On Wednesday, Illinois' Cook County Sheriff Thomas J. Dart announced he is suspending all foreclosure evictions. Cook County includes Chicago.
The move comes as a result of the growing number of evictions that involve renters, most of whom are dutifully paying their rent every month, only to later learn that their landlord has fallen behind on mortgage payments and that the building has gone into foreclosure. While mortgage companies are supposed to conduct a basic due diligence investigation before requesting an eviction, identifying all occupants, sheriff's deputies are regularly finding no work done by the mortgage company in advance, leaving the identifying work to deputies working at taxpayer expense.
"These mortgage companies only see pieces of paper, not people, and don't care who's in the building," Dart said. "They simply want their money and don't care who gets hurt along the way. On top of it all, they want taxpayers to fund their investigative work for them. We're not going to do their jobs for them anymore. We're just not going to evict innocent tenants. It stops today."

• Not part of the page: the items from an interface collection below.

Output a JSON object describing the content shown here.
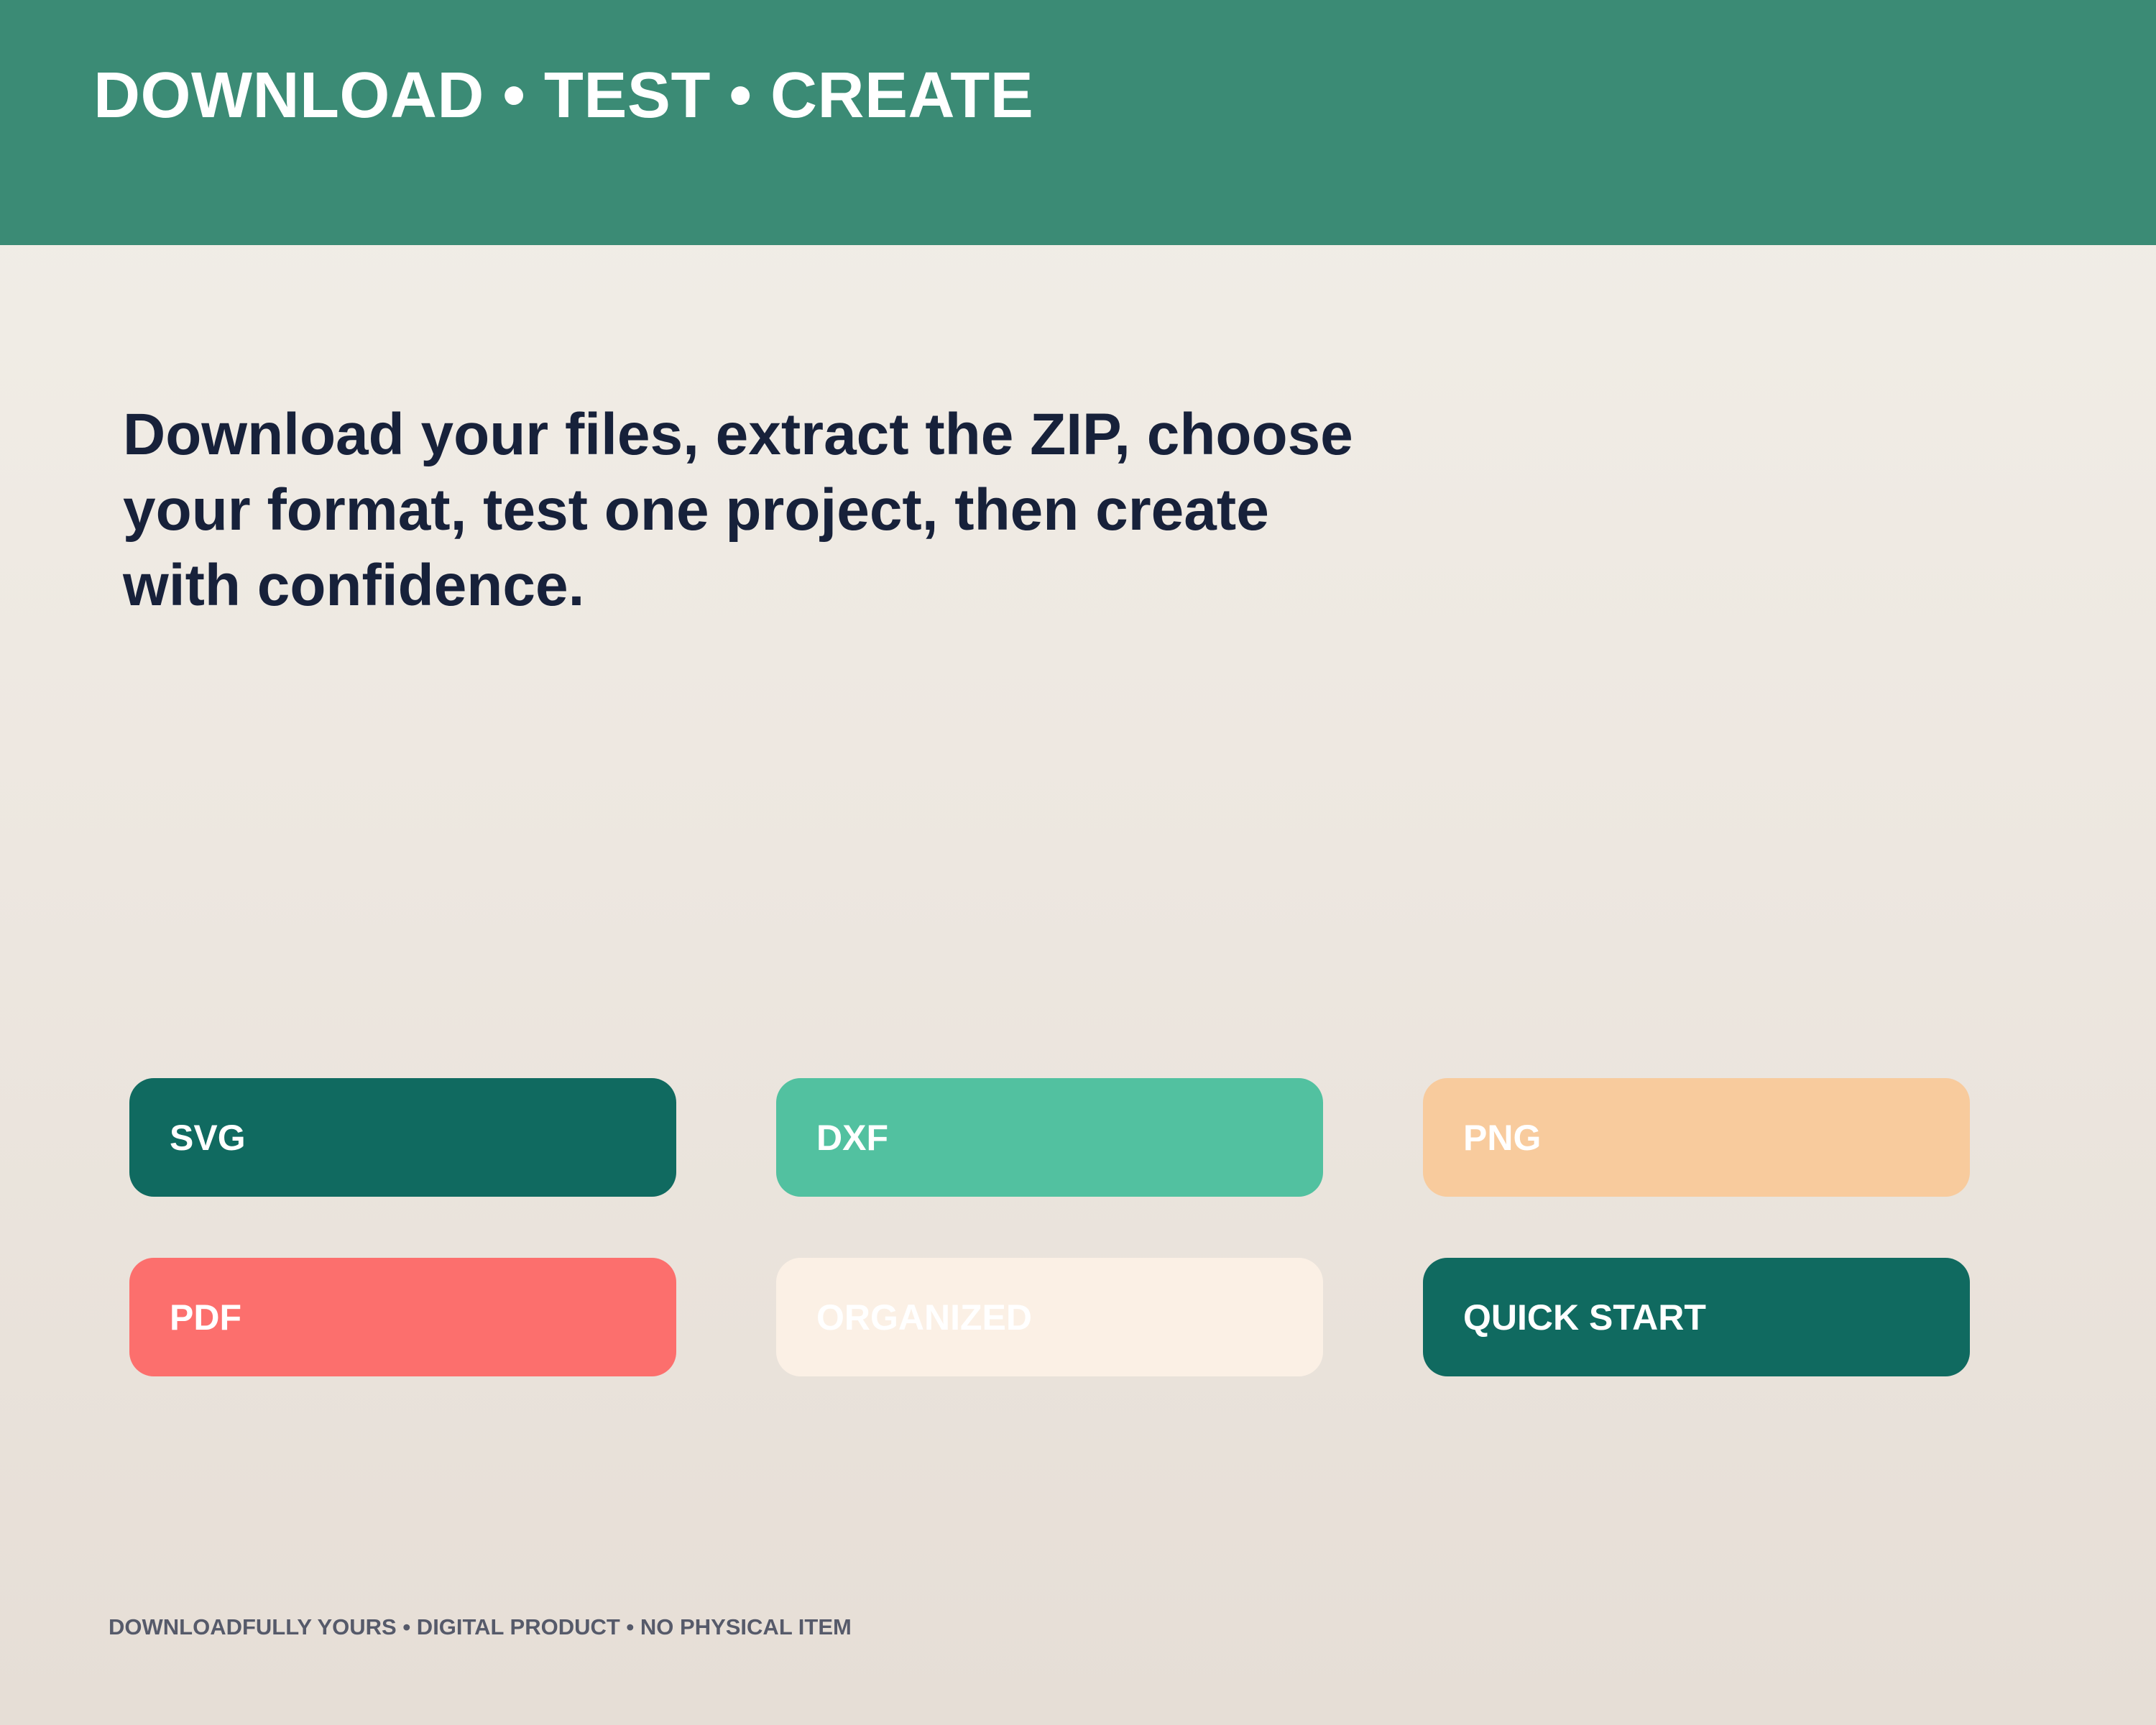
{
  "header": {
    "title": "DOWNLOAD • TEST • CREATE"
  },
  "main": {
    "headline": "Download your files, extract the ZIP, choose your format, test one project, then create with confidence."
  },
  "tiles": [
    {
      "label": "SVG",
      "color": "#106a60"
    },
    {
      "label": "DXF",
      "color": "#52c1a0"
    },
    {
      "label": "PNG",
      "color": "#f8cb9d"
    },
    {
      "label": "PDF",
      "color": "#fc6f6d"
    },
    {
      "label": "ORGANIZED",
      "color": "#fbf0e5"
    },
    {
      "label": "QUICK START",
      "color": "#106a60"
    }
  ],
  "footer": {
    "text": "DOWNLOADFULLY YOURS • DIGITAL PRODUCT • NO PHYSICAL ITEM"
  }
}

Elsewhere in the nation, judges are taking action. The New York Times reports that Frederick B. Tygart, a circuit court judge overseeing a foreclosure case in Duval County, Fla., recently ruled that agents representing Deutsche Bank relied on documents that "must have been counterfeited." He stopped the foreclosure. Another judge on Wednesday indicated that the courts would not simply sign off on the banks' documentation.